[App and web page records]
-- Opening Marker --

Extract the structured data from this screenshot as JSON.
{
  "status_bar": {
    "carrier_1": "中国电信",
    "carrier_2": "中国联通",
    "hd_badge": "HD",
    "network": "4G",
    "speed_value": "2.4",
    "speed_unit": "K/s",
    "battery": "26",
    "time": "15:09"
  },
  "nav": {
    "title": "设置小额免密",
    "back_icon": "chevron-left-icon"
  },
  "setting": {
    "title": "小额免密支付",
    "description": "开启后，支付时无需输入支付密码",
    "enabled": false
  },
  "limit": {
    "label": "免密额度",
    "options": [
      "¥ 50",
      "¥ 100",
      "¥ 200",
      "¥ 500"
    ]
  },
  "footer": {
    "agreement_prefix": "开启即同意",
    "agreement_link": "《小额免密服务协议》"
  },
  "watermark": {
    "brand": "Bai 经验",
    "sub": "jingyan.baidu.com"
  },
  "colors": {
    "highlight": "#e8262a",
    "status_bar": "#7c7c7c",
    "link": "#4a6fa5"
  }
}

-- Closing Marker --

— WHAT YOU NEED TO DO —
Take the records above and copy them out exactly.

— SOLUTION FOR THIS EXERCISE —
Extract the structured data from this screenshot as JSON.
{
  "status_bar": {
    "carrier_1": "中国电信",
    "carrier_2": "中国联通",
    "hd_badge": "HD",
    "network": "4G",
    "speed_value": "2.4",
    "speed_unit": "K/s",
    "battery": "26",
    "time": "15:09"
  },
  "nav": {
    "title": "设置小额免密",
    "back_icon": "chevron-left-icon"
  },
  "setting": {
    "title": "小额免密支付",
    "description": "开启后，支付时无需输入支付密码",
    "enabled": false
  },
  "limit": {
    "label": "免密额度",
    "options": [
      "¥ 50",
      "¥ 100",
      "¥ 200",
      "¥ 500"
    ]
  },
  "footer": {
    "agreement_prefix": "开启即同意",
    "agreement_link": "《小额免密服务协议》"
  },
  "watermark": {
    "brand": "Bai 经验",
    "sub": "jingyan.baidu.com"
  },
  "colors": {
    "highlight": "#e8262a",
    "status_bar": "#7c7c7c",
    "link": "#4a6fa5"
  }
}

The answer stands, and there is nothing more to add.